Conley, who compiled a 282-107 record over 20 years as a varsity basketball coach and guided the Brownville Junction baseball teams to several league titles, died Wednesday at a Bangor hospital after a brief illness. He was 80.
“It sounds corny, but my father loved practices more than the games,” said Carroll Conley Jr. “My father loved sports, but he truly loved teaching.”
Jamie Russell of LaGrange, who met Conley while playing in the local peewee basketball program he launched during the early 1970s and later had him as a physical education instructor at Penquis, also remembers the teacher behind the coach.
“He was intense but also very kind,” said Russell, a Maine high school basketball historian who has gone on to a similar teaching and coaching career. “Carroll was a real gentleman. It’s hard to find someone today who is as intense as he was and paid so much attention to detail but also was very sensitive of what each kid needed.

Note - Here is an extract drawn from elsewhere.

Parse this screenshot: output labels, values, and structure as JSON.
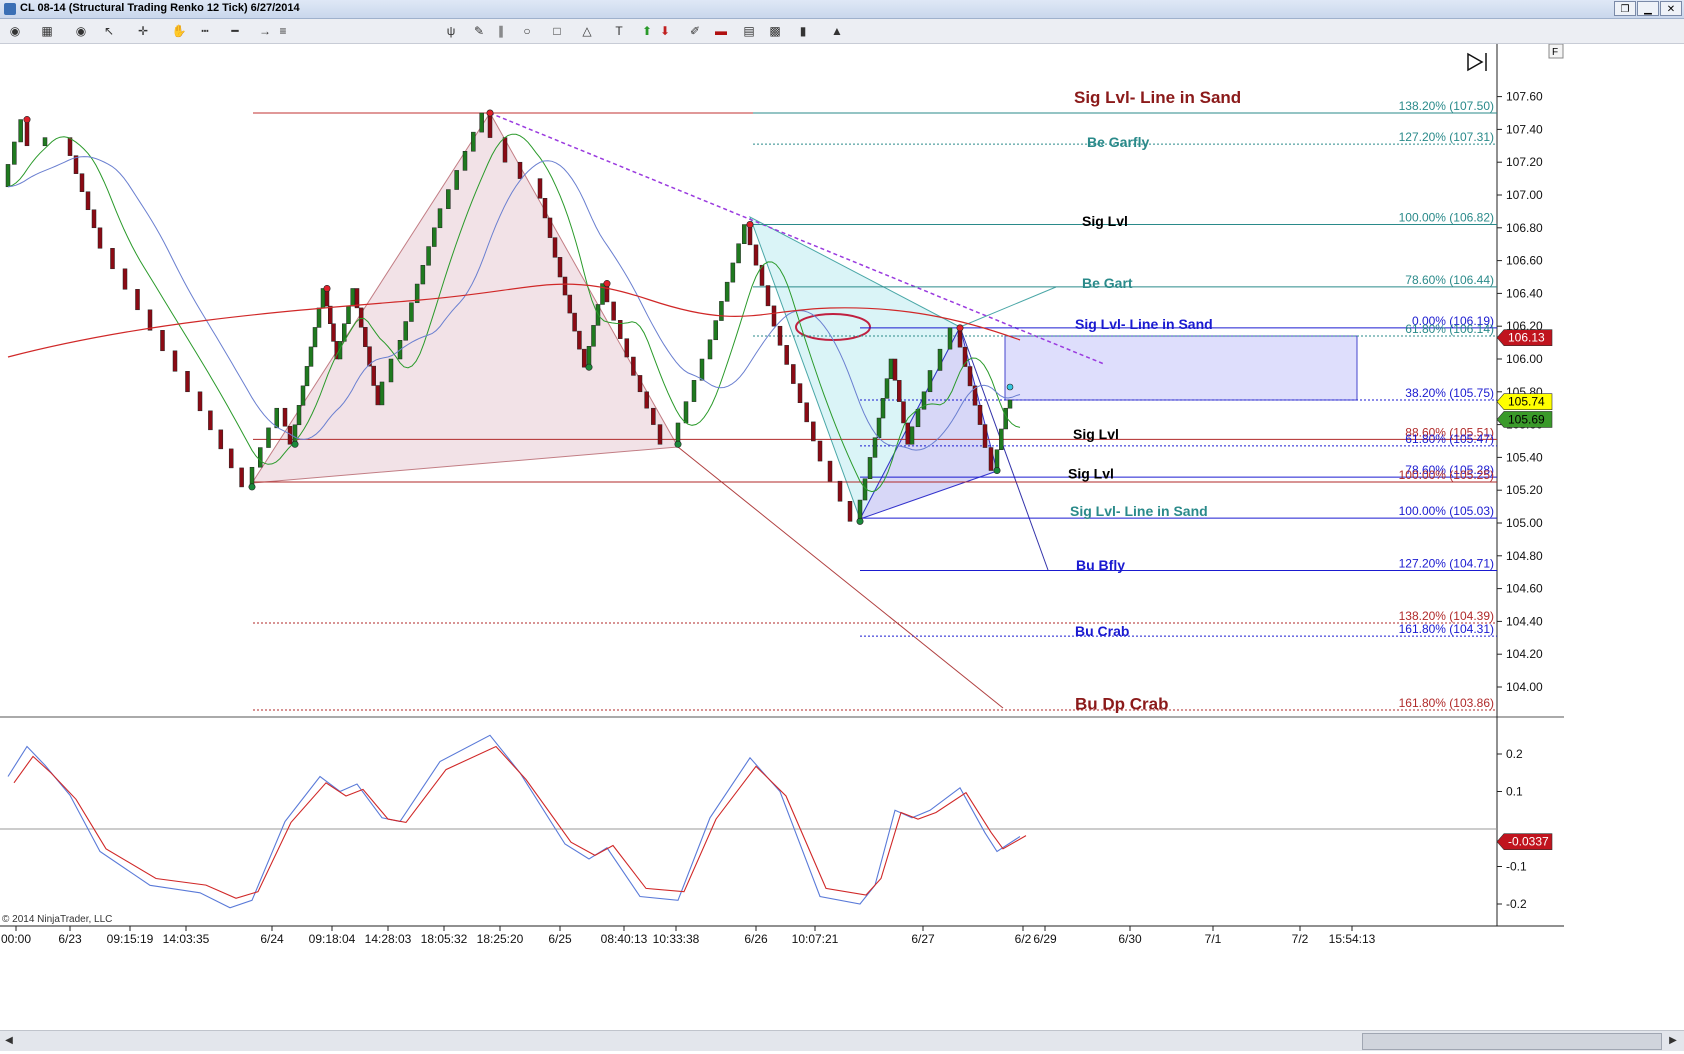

“He was one of the great teachers. I’m a better teacher today because of Carroll. He put so much time and energy into it. He didn’t want to be just good at it, he wanted to be very good.”
Conley’s life in basketball spanned more than seven decades, beginning in the 1940s when he played at Washburn High School.
He went on to play both and baseball and basketball — the latter sport as a 5-foot-8½-inch center — at Ricker College in Houlton before embarking on his teaching and coaching career.
Conley coached and taught at Brownville Junction from 1957 through 1968, when it was consolidated with Milo High School to form Penquis.
During his tenure at Brownville Junction, Conley’s basketball teams won the 1959 Eastern Maine Class M (now Class C) title and the 1967 Class M state championship. His Brownville Junction teams also played in three other Eastern Maine championship games — all while playing up a class by enrollment.
Conley went on to become the first boys varsity basketball coach at Penquis, guiding the Patriots for six years until he retired after the 1974 season.
Among the basketball players he coached at Brownville Junction were Bangor Daily News All-Maine honorees Jack Brown (1959) and Dennis Larson (1967), while those he coached at Penquis included recently retired Patriots boys basketball coach Tony Hamlin and 1973 first-team BDN All-Maine choice Wally Russell, both of whom went on to play at the University of Maine.
“My senior year we were playing a game in the Pit, and I was playing and Wally was a freshman and [Maine coach] Skip [Chappelle] had us both in the game,” said Hamlin, who remains the athletic administrator at Penquis and still refers to Conley as “Coach.”
“I looked up and saw Carroll sitting in the stands and I thought to myself that he must be pretty proud to have two players that he coached playing for the University of Maine at the same time.”
Conley also coached varsity baseball for 12 years, the first 11 at Brownville Junction where he compiled a 70-18 record.
“Carroll was a baseball man,” said Hamlin. “He was a heck of a coach and a player.”
Conley retired from public education and turned to the ministry during the 1980s, returning to his Aroostook County roots to serve as director of Baptist Park in Mapleton.
After 11 years in that capacity, he joined Carroll Jr. and his family in Massachusetts where they co-coached a high school basketball team in 1992 before returning to Maine a year later.
Conley also returned to the Maine high school coaching scene in 1993, working as both an assistant coach and head coach at Bangor Christian. He coached the school’s girls varsity basketball team from 1999 to 2001, leading the Patriots to three straight postseason appearances.
Conley retired from coaching after the 2010-2011 season, when he served as an assistant to then-Bangor Christian girls varsity coach Phil Robinson.
“My father had a deeply significant conversion to Christ at the age of 32,” said Conley Jr, who is the executive director of the Christian Civic League of Maine evangelical organization . “His life progressively changed after that, but he never stopped loving basketball and he was able to integrate it into his faith.”
A celebration of Conley’s life is scheduled for 3 p.m. Sunday at Bangor Baptist Church, with a visitation period preceding the service at 2 p.m.